F# has supported both iOS and Android native programming through Xamarin since at least Xamarin 4.8 and can be efficiently used to create native apps on both platforms. Let's give a look at some experience reports.
RubyMotion is expanding from iOS to Android with their upcoming 3.0 release. InfoQ talked to Laurent Sansonetti to learn how they built a new Ruby runtime that is statically compiled and integrates with Android.
Realm is an open-source, Object-oriented database. It provides a simpler, more performant alternative to using CoreData on iOS and will soon be available on Android as well.
Google announced 1.1 release of LiquidFun, an open-source 2D physics engine including fluid simulation. The engine opens new possibilities to both game developers and UI designers, says Google. LiquidFun now officially supports iOS in addition to Android, Linux, and OS X.
Genuitec has announced a public beta for GapDebug, a free debugger for hybrid mobile apps built on top of the Cordova/PhoneGap SDK. GapDebug integrates versions of the Safari Webkit Inspector and Chrome Dev Tools to offer an integrated debugging experience on OS X and Windows.
Google Play Games services got new features in Events and Quests, and a new Save Game API last month. The C++ and the iOS SDKs are now up-to-date with these features.
Google announced the next version of the Android operating system at Google I/O 2014. Code named “L release,” in the most significant change to the system architecture a new runtime simply called the Android RunTime (ART) with an AOT compiler replaces the Dalvik virtual machine and its JIT compiler.
CERT Secure Coding team have recently released a freely available tool capable of analysing the leakage of sensitive information from an Android app. CERT researchers claim their tool "is the most precise taint-flow static analysis tool for Android apps."
Recently released Google Play Services 5.0 includes a number of new features, such as Android wearable services APIs, Dynamic Security Provider and App Indexing, along with updates to existing APIs. The new release should already be rolling out worldwide to Android devices running Android 2.2 or better.
At Google I/O 2014, presenters Brian Carlstrom, Anwar Ghuloum, and Ian Rogers (all from Google) discussed ART (the Android RunTime). ART replaces Dalvik as the default platform for the next Android release. (A preview of the next Android release, termed Android L, is available as a download for developers. Android L will go public sometime in the fall.)
At the last Google I/O Google has introduced a new Gmail API aiming at "giving developers flexible, RESTful access to the user's inbox, with a natural interface to Threads, Messages, Labels, Drafts, and History", and bringing developers multiple benefits over IMAP, says Google.
At latest Drupal Conference in Austin, TX, mobile and web development company Lemberg has introduced a native Drupal 8 software development kit. Lemberg's SDK aims at making it easier for developers to handle the communication between a native mobile app and a Drupal website. The SDK is currently available only for iOS and Android, while the Windows Phone version should be coming soon.
Dart 1.5 released last week with a focus on mobile development. This includes a version of Dartium that works on Android along with editor improvements to support debugging of mobile web apps built using Dart.

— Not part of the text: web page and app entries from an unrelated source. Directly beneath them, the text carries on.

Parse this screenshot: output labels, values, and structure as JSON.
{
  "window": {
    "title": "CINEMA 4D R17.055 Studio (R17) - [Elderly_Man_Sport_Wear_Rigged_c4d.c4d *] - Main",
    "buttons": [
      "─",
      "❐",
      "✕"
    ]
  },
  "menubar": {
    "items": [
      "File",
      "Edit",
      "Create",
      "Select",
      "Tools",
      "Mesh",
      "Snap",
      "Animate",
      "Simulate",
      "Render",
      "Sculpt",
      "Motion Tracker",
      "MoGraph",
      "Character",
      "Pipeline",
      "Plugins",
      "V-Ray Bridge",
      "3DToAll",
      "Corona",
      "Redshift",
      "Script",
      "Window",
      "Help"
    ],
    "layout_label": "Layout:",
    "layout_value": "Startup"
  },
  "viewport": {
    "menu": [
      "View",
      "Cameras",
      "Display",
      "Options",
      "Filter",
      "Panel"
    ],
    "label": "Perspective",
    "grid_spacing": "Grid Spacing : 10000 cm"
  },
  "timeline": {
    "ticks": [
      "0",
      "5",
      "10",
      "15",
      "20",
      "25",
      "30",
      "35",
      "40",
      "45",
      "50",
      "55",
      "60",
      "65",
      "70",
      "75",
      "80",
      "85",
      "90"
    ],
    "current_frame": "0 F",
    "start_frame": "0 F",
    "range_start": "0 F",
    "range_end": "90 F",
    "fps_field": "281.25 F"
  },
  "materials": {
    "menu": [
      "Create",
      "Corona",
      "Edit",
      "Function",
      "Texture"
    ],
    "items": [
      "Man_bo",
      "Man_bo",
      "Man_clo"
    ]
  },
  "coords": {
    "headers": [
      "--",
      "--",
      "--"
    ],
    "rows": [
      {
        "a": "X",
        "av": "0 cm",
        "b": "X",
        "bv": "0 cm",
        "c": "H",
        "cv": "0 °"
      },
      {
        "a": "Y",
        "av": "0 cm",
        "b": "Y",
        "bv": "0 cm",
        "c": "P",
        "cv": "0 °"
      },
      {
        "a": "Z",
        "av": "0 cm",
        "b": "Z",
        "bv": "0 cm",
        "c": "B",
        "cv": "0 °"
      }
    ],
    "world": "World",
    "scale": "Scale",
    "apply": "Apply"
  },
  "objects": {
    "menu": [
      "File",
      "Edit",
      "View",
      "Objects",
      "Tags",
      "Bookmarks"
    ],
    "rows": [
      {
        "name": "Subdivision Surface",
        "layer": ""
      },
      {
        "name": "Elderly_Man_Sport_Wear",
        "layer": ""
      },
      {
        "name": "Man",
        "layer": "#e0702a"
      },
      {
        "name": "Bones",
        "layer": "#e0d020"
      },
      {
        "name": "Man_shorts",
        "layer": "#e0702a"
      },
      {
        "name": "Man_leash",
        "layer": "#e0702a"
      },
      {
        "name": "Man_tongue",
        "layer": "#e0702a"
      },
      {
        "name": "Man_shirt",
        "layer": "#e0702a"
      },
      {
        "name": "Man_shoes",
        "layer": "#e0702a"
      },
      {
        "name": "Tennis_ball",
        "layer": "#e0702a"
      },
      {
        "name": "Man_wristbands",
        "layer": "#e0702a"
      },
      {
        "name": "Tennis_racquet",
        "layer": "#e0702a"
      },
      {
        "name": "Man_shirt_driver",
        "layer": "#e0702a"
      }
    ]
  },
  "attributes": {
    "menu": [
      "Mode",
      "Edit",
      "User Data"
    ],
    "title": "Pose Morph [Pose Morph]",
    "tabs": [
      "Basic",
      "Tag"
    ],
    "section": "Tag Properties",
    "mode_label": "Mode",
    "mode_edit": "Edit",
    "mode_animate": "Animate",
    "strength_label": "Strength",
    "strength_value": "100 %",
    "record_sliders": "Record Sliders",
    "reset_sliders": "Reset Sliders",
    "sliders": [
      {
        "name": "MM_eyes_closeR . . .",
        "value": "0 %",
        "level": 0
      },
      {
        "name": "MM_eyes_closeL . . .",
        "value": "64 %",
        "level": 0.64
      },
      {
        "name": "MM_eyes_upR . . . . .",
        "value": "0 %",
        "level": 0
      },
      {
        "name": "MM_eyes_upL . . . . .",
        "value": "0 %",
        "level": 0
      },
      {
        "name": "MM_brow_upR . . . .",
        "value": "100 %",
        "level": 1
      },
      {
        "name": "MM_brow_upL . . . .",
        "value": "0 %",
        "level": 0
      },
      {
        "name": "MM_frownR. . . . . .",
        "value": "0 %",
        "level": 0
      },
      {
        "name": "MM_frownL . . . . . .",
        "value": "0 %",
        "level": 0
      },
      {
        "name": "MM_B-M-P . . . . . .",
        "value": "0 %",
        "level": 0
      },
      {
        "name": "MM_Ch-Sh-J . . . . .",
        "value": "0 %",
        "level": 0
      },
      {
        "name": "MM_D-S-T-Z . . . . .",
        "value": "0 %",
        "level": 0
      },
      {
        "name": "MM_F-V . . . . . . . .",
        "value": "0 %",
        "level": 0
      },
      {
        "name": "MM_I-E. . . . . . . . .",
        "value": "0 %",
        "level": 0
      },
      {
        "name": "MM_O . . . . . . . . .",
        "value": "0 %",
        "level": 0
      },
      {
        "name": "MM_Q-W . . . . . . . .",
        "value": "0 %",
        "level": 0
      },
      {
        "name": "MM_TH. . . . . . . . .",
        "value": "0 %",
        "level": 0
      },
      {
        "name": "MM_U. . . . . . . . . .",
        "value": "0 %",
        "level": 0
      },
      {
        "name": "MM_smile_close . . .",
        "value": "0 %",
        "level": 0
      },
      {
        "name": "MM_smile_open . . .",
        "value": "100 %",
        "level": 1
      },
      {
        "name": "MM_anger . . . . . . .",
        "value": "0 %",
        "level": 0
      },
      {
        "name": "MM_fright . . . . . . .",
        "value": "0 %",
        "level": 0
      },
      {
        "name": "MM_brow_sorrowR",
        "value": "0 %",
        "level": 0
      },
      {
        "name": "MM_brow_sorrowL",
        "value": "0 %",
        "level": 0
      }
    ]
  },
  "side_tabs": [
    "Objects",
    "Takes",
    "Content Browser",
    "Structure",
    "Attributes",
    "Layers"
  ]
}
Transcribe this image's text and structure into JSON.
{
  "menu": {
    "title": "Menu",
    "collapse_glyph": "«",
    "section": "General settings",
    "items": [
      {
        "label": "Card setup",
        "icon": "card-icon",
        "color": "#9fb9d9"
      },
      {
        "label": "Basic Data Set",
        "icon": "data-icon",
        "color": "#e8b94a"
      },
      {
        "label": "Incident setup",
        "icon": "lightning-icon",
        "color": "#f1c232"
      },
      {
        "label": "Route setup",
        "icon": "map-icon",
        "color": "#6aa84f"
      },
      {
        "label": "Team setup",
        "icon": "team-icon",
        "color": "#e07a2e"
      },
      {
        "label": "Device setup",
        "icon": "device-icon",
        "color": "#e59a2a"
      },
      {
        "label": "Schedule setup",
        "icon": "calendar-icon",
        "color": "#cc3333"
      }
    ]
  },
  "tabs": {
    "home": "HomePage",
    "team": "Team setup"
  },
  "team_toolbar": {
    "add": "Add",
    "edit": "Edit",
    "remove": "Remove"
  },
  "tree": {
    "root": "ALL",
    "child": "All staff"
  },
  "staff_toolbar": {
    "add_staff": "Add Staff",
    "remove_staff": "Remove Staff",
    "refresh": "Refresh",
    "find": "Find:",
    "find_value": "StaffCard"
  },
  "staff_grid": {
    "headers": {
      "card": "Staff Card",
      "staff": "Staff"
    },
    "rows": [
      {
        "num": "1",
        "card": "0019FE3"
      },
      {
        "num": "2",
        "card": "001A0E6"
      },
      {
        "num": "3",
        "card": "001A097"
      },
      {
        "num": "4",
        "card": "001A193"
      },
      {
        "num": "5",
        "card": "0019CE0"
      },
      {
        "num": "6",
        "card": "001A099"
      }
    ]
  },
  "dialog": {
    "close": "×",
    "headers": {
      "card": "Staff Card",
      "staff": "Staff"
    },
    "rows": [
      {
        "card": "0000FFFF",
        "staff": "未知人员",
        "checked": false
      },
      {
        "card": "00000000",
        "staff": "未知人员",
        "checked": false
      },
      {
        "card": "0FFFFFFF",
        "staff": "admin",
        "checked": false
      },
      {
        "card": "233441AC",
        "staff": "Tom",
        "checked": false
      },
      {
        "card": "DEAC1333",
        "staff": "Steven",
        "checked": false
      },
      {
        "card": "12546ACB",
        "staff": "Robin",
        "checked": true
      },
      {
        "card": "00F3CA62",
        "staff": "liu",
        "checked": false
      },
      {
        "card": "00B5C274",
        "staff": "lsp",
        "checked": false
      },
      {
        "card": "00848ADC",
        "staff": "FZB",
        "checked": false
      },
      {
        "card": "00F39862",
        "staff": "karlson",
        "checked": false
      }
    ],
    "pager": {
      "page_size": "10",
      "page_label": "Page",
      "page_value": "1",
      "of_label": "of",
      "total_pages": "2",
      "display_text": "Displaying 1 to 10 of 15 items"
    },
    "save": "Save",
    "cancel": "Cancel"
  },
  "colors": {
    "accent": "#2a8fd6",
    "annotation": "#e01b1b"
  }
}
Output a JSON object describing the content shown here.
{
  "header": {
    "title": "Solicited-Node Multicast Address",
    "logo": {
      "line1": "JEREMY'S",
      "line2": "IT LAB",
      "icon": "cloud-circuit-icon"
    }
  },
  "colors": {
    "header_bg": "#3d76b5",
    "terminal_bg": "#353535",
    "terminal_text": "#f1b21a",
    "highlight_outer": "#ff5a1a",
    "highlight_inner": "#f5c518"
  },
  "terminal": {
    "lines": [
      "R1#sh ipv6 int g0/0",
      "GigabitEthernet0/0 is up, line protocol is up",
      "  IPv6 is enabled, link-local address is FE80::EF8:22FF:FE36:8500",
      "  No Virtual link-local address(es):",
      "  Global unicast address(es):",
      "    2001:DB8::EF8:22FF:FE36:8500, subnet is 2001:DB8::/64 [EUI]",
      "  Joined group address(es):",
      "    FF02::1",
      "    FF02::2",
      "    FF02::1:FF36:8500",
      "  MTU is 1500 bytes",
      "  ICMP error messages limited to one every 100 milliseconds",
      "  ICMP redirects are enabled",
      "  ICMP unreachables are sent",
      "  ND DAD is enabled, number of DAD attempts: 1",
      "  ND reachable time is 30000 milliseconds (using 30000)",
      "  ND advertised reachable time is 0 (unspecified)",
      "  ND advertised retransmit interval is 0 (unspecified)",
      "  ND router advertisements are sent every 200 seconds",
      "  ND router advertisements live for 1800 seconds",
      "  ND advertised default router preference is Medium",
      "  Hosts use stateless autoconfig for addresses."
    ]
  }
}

A couple of different proposals from Google engineers and independent developers are aiming at making it possible to write native Android apps in Go. This will not go so far as allowing Go apps to access the full Android NDK, but it could allow access to a subset of it.
Google is introducing Material Design, a visual language incorporating design principles for user interfaces spanning a multitude of devices from wearables to smartphones, tablets, desktops and TVs. Material Design attempts to provide fluid motion on tactile surfaces, but mouse and keyboard-based devices are also considered.